[Problem to solve] All lines from the one with "Output a JSON" to the end of the data: return those exactly, and only those.

[[ Information given open ]]

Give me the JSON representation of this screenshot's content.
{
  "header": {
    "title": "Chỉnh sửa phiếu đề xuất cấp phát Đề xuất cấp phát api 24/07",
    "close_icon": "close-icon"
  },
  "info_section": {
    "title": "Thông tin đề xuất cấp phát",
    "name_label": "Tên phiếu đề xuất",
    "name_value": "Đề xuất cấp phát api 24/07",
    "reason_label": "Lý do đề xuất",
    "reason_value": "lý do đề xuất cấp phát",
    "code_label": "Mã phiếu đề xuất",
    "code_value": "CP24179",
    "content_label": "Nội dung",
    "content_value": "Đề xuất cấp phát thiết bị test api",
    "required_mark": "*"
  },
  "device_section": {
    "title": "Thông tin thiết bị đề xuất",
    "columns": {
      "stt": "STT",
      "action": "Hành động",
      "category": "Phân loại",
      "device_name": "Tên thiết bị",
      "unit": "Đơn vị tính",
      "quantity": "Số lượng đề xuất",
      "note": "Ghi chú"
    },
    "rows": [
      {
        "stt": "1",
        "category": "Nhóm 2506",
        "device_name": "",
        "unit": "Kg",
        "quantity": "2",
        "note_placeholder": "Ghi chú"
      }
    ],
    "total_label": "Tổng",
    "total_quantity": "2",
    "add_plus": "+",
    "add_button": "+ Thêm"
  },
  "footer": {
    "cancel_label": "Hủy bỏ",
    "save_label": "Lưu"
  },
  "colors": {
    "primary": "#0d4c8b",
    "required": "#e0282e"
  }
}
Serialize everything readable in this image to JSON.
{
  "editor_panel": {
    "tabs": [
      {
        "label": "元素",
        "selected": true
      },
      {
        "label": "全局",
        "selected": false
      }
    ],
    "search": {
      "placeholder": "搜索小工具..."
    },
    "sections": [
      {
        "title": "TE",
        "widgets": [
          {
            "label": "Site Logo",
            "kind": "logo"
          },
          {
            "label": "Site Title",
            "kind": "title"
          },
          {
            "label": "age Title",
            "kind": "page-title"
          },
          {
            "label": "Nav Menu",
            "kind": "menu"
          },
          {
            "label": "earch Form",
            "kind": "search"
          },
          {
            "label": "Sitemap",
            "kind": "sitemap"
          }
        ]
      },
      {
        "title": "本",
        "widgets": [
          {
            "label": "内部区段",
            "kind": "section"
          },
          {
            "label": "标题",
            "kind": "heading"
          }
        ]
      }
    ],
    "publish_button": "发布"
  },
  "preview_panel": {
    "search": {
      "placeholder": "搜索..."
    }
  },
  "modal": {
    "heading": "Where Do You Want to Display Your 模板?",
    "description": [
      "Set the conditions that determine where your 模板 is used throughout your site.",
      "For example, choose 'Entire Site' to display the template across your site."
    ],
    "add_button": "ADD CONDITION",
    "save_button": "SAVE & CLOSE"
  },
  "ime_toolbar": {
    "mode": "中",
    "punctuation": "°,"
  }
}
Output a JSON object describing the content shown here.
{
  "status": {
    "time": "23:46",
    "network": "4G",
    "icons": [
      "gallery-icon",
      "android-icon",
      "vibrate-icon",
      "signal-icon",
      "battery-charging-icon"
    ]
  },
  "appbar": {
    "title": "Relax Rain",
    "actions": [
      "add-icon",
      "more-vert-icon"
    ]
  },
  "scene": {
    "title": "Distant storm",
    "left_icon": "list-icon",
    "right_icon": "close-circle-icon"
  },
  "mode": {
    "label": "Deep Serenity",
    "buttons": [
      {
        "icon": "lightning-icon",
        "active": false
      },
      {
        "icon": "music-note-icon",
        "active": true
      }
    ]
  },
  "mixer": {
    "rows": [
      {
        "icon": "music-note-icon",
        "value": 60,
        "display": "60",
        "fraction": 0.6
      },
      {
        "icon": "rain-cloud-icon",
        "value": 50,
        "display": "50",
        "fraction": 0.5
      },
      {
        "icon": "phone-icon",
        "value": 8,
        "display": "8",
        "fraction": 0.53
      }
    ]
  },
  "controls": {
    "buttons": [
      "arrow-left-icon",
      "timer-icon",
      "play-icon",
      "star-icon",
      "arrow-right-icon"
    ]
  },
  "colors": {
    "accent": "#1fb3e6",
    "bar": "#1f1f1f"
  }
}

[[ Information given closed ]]

[Task answer]
Output a JSON object describing the content shown here.
{
  "status": {
    "time": "23:46",
    "network": "4G",
    "icons": [
      "gallery-icon",
      "android-icon",
      "vibrate-icon",
      "signal-icon",
      "battery-charging-icon"
    ]
  },
  "appbar": {
    "title": "Relax Rain",
    "actions": [
      "add-icon",
      "more-vert-icon"
    ]
  },
  "scene": {
    "title": "Distant storm",
    "left_icon": "list-icon",
    "right_icon": "close-circle-icon"
  },
  "mode": {
    "label": "Deep Serenity",
    "buttons": [
      {
        "icon": "lightning-icon",
        "active": false
      },
      {
        "icon": "music-note-icon",
        "active": true
      }
    ]
  },
  "mixer": {
    "rows": [
      {
        "icon": "music-note-icon",
        "value": 60,
        "display": "60",
        "fraction": 0.6
      },
      {
        "icon": "rain-cloud-icon",
        "value": 50,
        "display": "50",
        "fraction": 0.5
      },
      {
        "icon": "phone-icon",
        "value": 8,
        "display": "8",
        "fraction": 0.53
      }
    ]
  },
  "controls": {
    "buttons": [
      "arrow-left-icon",
      "timer-icon",
      "play-icon",
      "star-icon",
      "arrow-right-icon"
    ]
  },
  "colors": {
    "accent": "#1fb3e6",
    "bar": "#1f1f1f"
  }
}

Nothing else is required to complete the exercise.